The German Academic Exchange Service (DAAD) points out the high priority of classroom teaching with regard to international exchange students given any potential energy shortages during the winter semester. Local events and personal interchange at our higher education institutions are seen as decisive for successful integration and studies in Germany.
‘After two years of the coronavirus pandemic, we cannot allow a general lockdown ‘due to cold’ to occur at the higher education institutions in the coming winter semester. Classroom teaching and the opportunity for personal interchange with fellow students, lecturers and researchers are exceptionally important, especially for international exchange students. We know from large volumes of feedback that integration and language acquisition succeed much better given direct interaction’, said DAAD President Professor Joybrato Mukherjee.
A general exclusion from lecture theatres, seminars and libraries this winter would have a particularly severe impact on the international exchange students. The success of their studies and their integration greatly benefit from a direct exchange of ideas at the host institution. In light of the shortage of specialists, it would also be in the best interests of the Federal Republic of Germany to provide good study conditions for these international exchange students, even in difficult times.

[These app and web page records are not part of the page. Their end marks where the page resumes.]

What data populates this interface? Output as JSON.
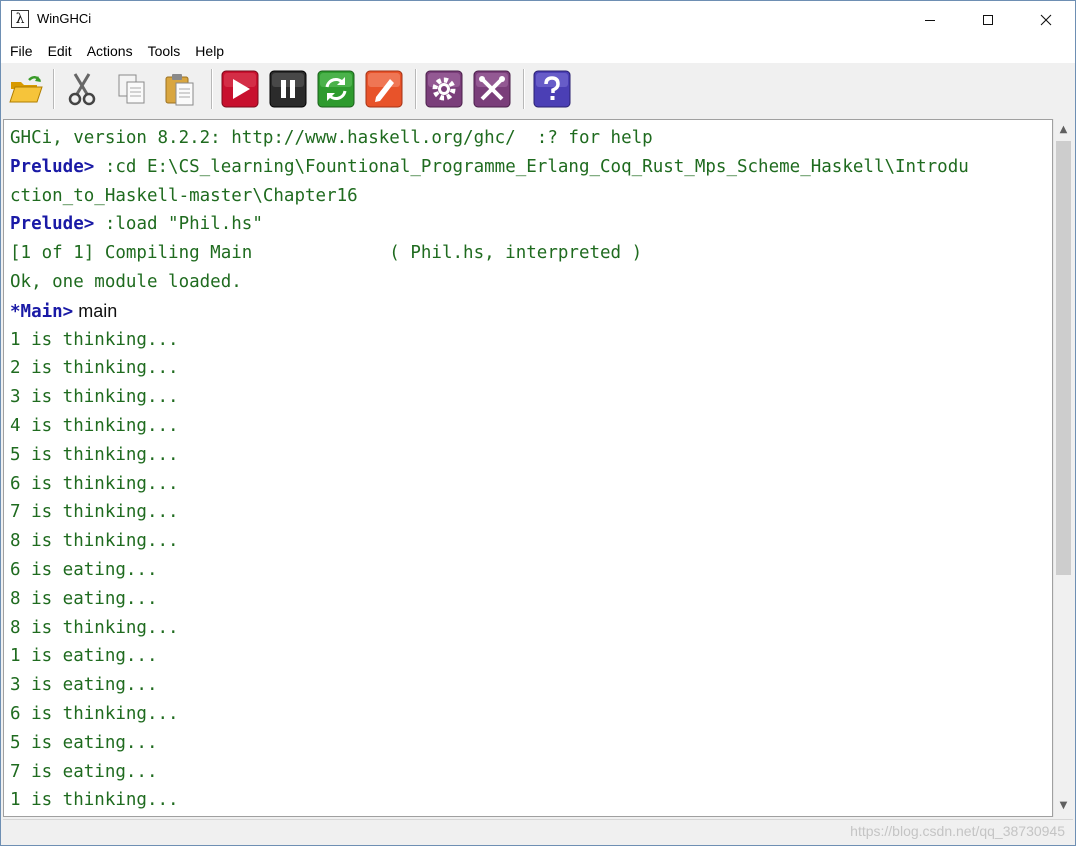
{
  "window": {
    "title": "WinGHCi",
    "app_icon_glyph": "λ"
  },
  "menu": [
    "File",
    "Edit",
    "Actions",
    "Tools",
    "Help"
  ],
  "toolbar": {
    "buttons": [
      {
        "name": "open-folder-icon",
        "color": "#f0b400"
      },
      {
        "name": "cut-icon",
        "color": "#555555"
      },
      {
        "name": "copy-icon",
        "color": "#888888"
      },
      {
        "name": "paste-icon",
        "color": "#d9a640"
      },
      {
        "name": "run-icon",
        "color": "#c8102e"
      },
      {
        "name": "pause-icon",
        "color": "#333333"
      },
      {
        "name": "reload-icon",
        "color": "#2e9b2e"
      },
      {
        "name": "edit-icon",
        "color": "#e8532a"
      },
      {
        "name": "options-gear-icon",
        "color": "#7a3e7a"
      },
      {
        "name": "tools-icon",
        "color": "#7a3e7a"
      },
      {
        "name": "help-icon",
        "color": "#4b3fb5"
      }
    ]
  },
  "console": {
    "lines": [
      {
        "prompt": "",
        "text": "GHCi, version 8.2.2: http://www.haskell.org/ghc/  :? for help"
      },
      {
        "prompt": "Prelude>",
        "text": " :cd E:\\CS_learning\\Fountional_Programme_Erlang_Coq_Rust_Mps_Scheme_Haskell\\Introdu"
      },
      {
        "prompt": "",
        "text": "ction_to_Haskell-master\\Chapter16"
      },
      {
        "prompt": "Prelude>",
        "text": " :load \"Phil.hs\""
      },
      {
        "prompt": "",
        "text": "[1 of 1] Compiling Main             ( Phil.hs, interpreted )"
      },
      {
        "prompt": "",
        "text": "Ok, one module loaded."
      },
      {
        "prompt": "*Main>",
        "typed": " main"
      },
      {
        "prompt": "",
        "text": "1 is thinking..."
      },
      {
        "prompt": "",
        "text": "2 is thinking..."
      },
      {
        "prompt": "",
        "text": "3 is thinking..."
      },
      {
        "prompt": "",
        "text": "4 is thinking..."
      },
      {
        "prompt": "",
        "text": "5 is thinking..."
      },
      {
        "prompt": "",
        "text": "6 is thinking..."
      },
      {
        "prompt": "",
        "text": "7 is thinking..."
      },
      {
        "prompt": "",
        "text": "8 is thinking..."
      },
      {
        "prompt": "",
        "text": "6 is eating..."
      },
      {
        "prompt": "",
        "text": "8 is eating..."
      },
      {
        "prompt": "",
        "text": "8 is thinking..."
      },
      {
        "prompt": "",
        "text": "1 is eating..."
      },
      {
        "prompt": "",
        "text": "3 is eating..."
      },
      {
        "prompt": "",
        "text": "6 is thinking..."
      },
      {
        "prompt": "",
        "text": "5 is eating..."
      },
      {
        "prompt": "",
        "text": "7 is eating..."
      },
      {
        "prompt": "",
        "text": "1 is thinking..."
      }
    ]
  },
  "scrollbar": {
    "up_glyph": "▲",
    "down_glyph": "▼"
  },
  "status": {
    "watermark": "https://blog.csdn.net/qq_38730945"
  }
}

‘Our higher education and research institutions do of course have to save energy and exploit all reasonable possibilities to this end, given the massive increases in energy prices’, Mukherjee elaborated. But this should not result in a blanket cancellation of classroom teaching. ‘Despite the advances in digitisation, the recent years in which the coronavirus has proliferated have also revealed to us the major challenges faced by international exchange students when personal contact along with interpersonal and academic exchange have to be transferred to the digital domain at short notice’, continued Mukherjee. ‘Digital formats can meaningfully extend or augment classroom teaching, although in principle, study and instruction require personal attendance, even in the coming semester.’
It is against this background that the DAAD welcomes the fact that the Bundesnetzagentur (network access regulator) views the HEIs as ‘protected customers’ even in the event of gas shortages. Despite the extremely high energy prices, the DAAD expects politicians, particularly at Länder level, to ensure that higher education institutions have the finance to be able to provide heated classrooms for all students and teachers to create personal opportunities for engaging in learning and academic exchange.